The new model takes into account historical flood risk and future climate projections, while researchers used flood losses from the Association of British Insurers to shed new light on the financial toll of flooding.
The team of experts now plan to produce analysis for other countries across the world in an attempt to further understand of how climate change is likely to affect the risk of flooding globally.
Co-author Dr Oliver Wing, also of the University of Bristol, said: ‘This study, which harnesses new data and the very latest modelling techniques… has given a new level of insight into the impact of climate change on flooding in future.
‘The modelling provides clear evidence that flood risk needs to be a bigger international priority and that current governance doesn’t go far enough.
‘While the majority of the nation’s future flood risk already exists today, it is strongly in the UK’s interest to exercise leadership in global carbon emission reduction efforts, both by example and as part of global diplomatic initiatives.’
The study has been published in the journal Natural Hazards and Earth System Science.
GLACIERS AND ICE SHEETS MELTING WOULD HAVE A ‘DRAMATIC IMPACT’ ON GLOBAL SEA LEVELS
Global sea levels could rise as much as 10ft (3 metres) if the Thwaites Glacier in West Antarctica collapses.
Sea level rises threaten cities from Shanghai to London, to low-lying swathes of Florida or Bangladesh, and to entire nations such as the Maldives.
In the UK, for instance, a rise of 6.7ft (2 metres) or more may cause areas such as Hull, Peterborough, Portsmouth and parts of east London and the Thames Estuary at risk of becoming submerged.
The collapse of the glacier, which could begin with decades, could also submerge major cities such as New York and Sydney.
Parts of New Orleans, Houston and Miami in the south on the US would also be particularly hard hit.
A 2014 study looked by the union of concerned scientists looked at 52 sea level indicators in communities across the US.
It found tidal flooding will dramatically increase in many East and Gulf Coast locations, based on a conservative estimate of predicted sea level increases based on current data.
The results showed that most of these communities will experience a steep increase in the number and severity of tidal flooding events over the coming decades.
By 2030, more than half of the 52 communities studied are projected to experience, on average, at least 24 tidal floods per year in exposed areas, assuming moderate sea level rise projections. Twenty of these communities could see a tripling or more in tidal flooding events.
The mid-Atlantic coast is expected to see some of the greatest increases in flood frequency. Places such as Annapolis, Maryland and Washington, DC can expect more than 150 tidal floods a year, and several locations in New Jersey could see 80 tidal floods or more.
In the UK, a two metre (6.5 ft) rise by 2040 would see large parts of Kent almost completely submerged, according to the results of a paper published in Proceedings of the National Academy of Science in November 2016.

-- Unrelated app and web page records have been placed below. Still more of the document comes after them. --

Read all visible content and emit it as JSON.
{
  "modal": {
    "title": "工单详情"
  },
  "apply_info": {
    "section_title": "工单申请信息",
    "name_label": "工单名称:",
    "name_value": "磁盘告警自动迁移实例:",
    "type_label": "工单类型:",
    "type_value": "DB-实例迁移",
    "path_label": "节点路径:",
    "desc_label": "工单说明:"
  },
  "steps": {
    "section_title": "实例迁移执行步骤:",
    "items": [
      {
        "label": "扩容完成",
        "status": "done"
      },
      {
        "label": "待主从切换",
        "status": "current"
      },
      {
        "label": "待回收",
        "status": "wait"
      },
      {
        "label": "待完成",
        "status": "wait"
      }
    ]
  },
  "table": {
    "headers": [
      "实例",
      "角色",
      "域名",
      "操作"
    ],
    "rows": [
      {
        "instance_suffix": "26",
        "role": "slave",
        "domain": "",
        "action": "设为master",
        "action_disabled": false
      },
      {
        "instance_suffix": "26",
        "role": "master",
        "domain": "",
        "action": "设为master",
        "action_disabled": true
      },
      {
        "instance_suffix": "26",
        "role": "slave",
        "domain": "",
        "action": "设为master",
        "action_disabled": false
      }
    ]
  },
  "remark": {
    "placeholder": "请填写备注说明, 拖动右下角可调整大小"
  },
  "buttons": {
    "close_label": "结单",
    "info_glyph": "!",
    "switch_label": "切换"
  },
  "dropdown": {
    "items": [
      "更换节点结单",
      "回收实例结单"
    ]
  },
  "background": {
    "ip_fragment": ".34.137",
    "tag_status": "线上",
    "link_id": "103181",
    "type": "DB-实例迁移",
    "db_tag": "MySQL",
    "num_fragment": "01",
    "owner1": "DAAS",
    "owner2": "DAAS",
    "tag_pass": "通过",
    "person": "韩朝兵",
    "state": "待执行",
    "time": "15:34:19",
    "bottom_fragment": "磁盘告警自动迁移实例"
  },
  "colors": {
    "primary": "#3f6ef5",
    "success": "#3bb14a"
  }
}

Areas on the south coast like Portsmouth, as well as Cambridge and Peterborough would also be heavily affected.
Cities and towns around the Humber estuary, such as Hull, Scunthorpe and Grimsby would also experience intense flooding.